MGO – Frequently Asked Questions

Volunteers pass bags of oysters for planting on sanctuary reef

How does the MGO Program work?

MGO is an annual volunteer oyster growing effort that takes place in many Bay tributaries. The program’s goal is to educate the public about  how oysters affect the Chesapeake’s health, and is an ideal way to engage communities to act on behalf of the Bay. ORP manages the program and works with a network of volunteer tributary coordinators and homeowners (aka “growers”) from tributaries that have salinity levels high enough to support oyster growth. Each participating tributary has a volunteer leader who serves as growers’ main point of contact, and who makes important decisions like when to plant, how many supplies are needed, etc. The timeline for the program is roughly as follows – your local coordinator can share more specific details.

  • May – July: Oysters collected and planted on sanctuary reefs.
  • August – October: New batches of oysters and cages delivered to your community.
  • October – May: Oysters growing in water.

How do I get started with MGO?

To sign-up for the MGO program, fill out the online form, and then read the Getting Started page. You will be contacted by the volunteer coordinator who manages your tributary. It is likely that the person will not be an Oyster Recovery Partnership staff member.

What do I do with my cage in the winter when the creek freezes over?

Oysters can die in frigid air, therefore it’s important that you adjust the cage line to lower your cages until they are just above the bottom, but not on it. The oysters must be totally under water at all times for the oysters to survive. Your oysters will not freeze as long as they are in the water.

Do I need to feed my oysters?

No. Oysters eat algae and the Bay provides it for them.

I can’t see any spat? Did I get blank shells?

Spat from the hatchery are very small – the size of a single coffee ground – and may not initially be readily visible. Let them grow for a month and they will be larger and easier to see. If by then you still don’t see any spat, then let your coordinator know.

What if my oyster cage becomes heavily fouled?

The accumulation of fouling organisms (similar to what grows on your pilings) is normal but can accumulate and become a nuisance – it can also make your cage heavy. Scrub your cage with a brush (no detergent or soap) and dip it in the water or hose it down.

Will the fouling growth hurt the spat?

No. The growth on the cage wire won’t hurt the spat. It will simply make the cage heavier. As long as the wire mesh of the cage is at least 50% open for water flow the oysters will receive plenty of water. In other words the cage could be about 50% closed up due to fouling and still the spat will be ok. But please tend the cages and keep them from getting so fouled/heavy that they are hard to transport.

When will the oysters be collected?

The oysters will be collected during May – June, about 9 months after you receive them. This time period avoids the heavy fouling that would occur if you continued tending the cages through the summer.

Will the oysters I grow be moved away from my river or do they stay here?
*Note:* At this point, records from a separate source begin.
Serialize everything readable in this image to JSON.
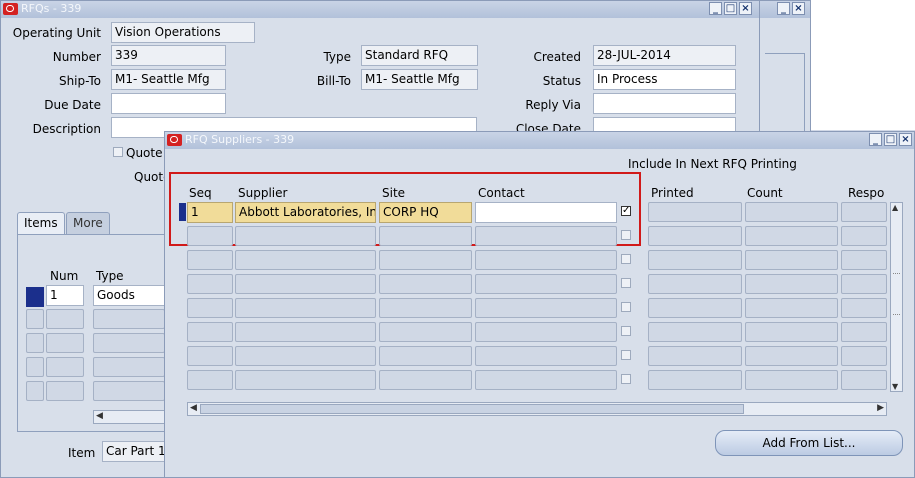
{
  "rfq_window": {
    "title": "RFQs - 339",
    "labels": {
      "operating_unit": "Operating Unit",
      "number": "Number",
      "ship_to": "Ship-To",
      "due_date": "Due Date",
      "description": "Description",
      "type": "Type",
      "bill_to": "Bill-To",
      "created": "Created",
      "status": "Status",
      "reply_via": "Reply Via",
      "close_date": "Close Date",
      "quote_chk": "Quote",
      "quote2": "Quote"
    },
    "values": {
      "operating_unit": "Vision Operations",
      "number": "339",
      "ship_to": "M1- Seattle Mfg",
      "due_date": "",
      "description": "",
      "type": "Standard RFQ",
      "bill_to": "M1- Seattle Mfg",
      "created": "28-JUL-2014",
      "status": "In Process",
      "reply_via": "",
      "close_date": ""
    },
    "tabs": [
      "Items",
      "More"
    ],
    "lines_headers": {
      "num": "Num",
      "type": "Type"
    },
    "lines": [
      {
        "num": "1",
        "type": "Goods"
      }
    ],
    "item_label": "Item",
    "item_value": "Car Part 1"
  },
  "suppliers_window": {
    "title": "RFQ Suppliers - 339",
    "group_header": "Include In Next RFQ Printing",
    "headers": {
      "seq": "Seq",
      "supplier": "Supplier",
      "site": "Site",
      "contact": "Contact",
      "printed": "Printed",
      "count": "Count",
      "response": "Respo"
    },
    "rows": [
      {
        "seq": "1",
        "supplier": "Abbott Laboratories, Inc",
        "site": "CORP HQ",
        "contact": "",
        "include": true
      }
    ],
    "add_from_list": "Add From List...",
    "highlight_color": "#d11a1a"
  }
}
For most tributaries, the oysters will stay in your river, planted in a local sanctuary. If you are in a creek off the river that doesn’t have a historical oyster bar, your oysters will be moved to the main river for planting because small creeks and coves rarely have suitable bottom for planting oysters. For a few tributaries, your oysters will be moved to an adjacent river because there is no sanctuary yet in your river.

Why are my spat growing so slowly?

Slow growth could be due to lack of food, silt, low water salinity, or low temperatures. If the young oysters (spat) are stressed by high amounts of silt, growth can be stunted. Rinsing the oysters more often will help. If the salinity of the water is very low due to abundant rainfall, the spat may not grow very well. In this case, the only remedy is less rain, which Mother Nature dictates. Your spat may grow slowly simply because it is cold – water temperatures below about 50 degrees reduce growth dramatically.

Can I eat the oysters I grow?

No. The oyster seafood industry is highly regulated and waters where oysters are harvested are carefully monitored to ensure that the seafood is safe for human consumption. Second, the oysters are too small to harvest after only one year in your cages. Finally, this project was created to enhance the oyster population so all the oysters will be planted in a sanctuary.

What do I do if I can no longer care for the oysters and want them removed?

Please contact ORP’s Marylanders Grow Oysters Program manager:

What if I have additional questions?

Please read through all MGO pages first. Still don’t find the info you need? Contact the MGO Program manager: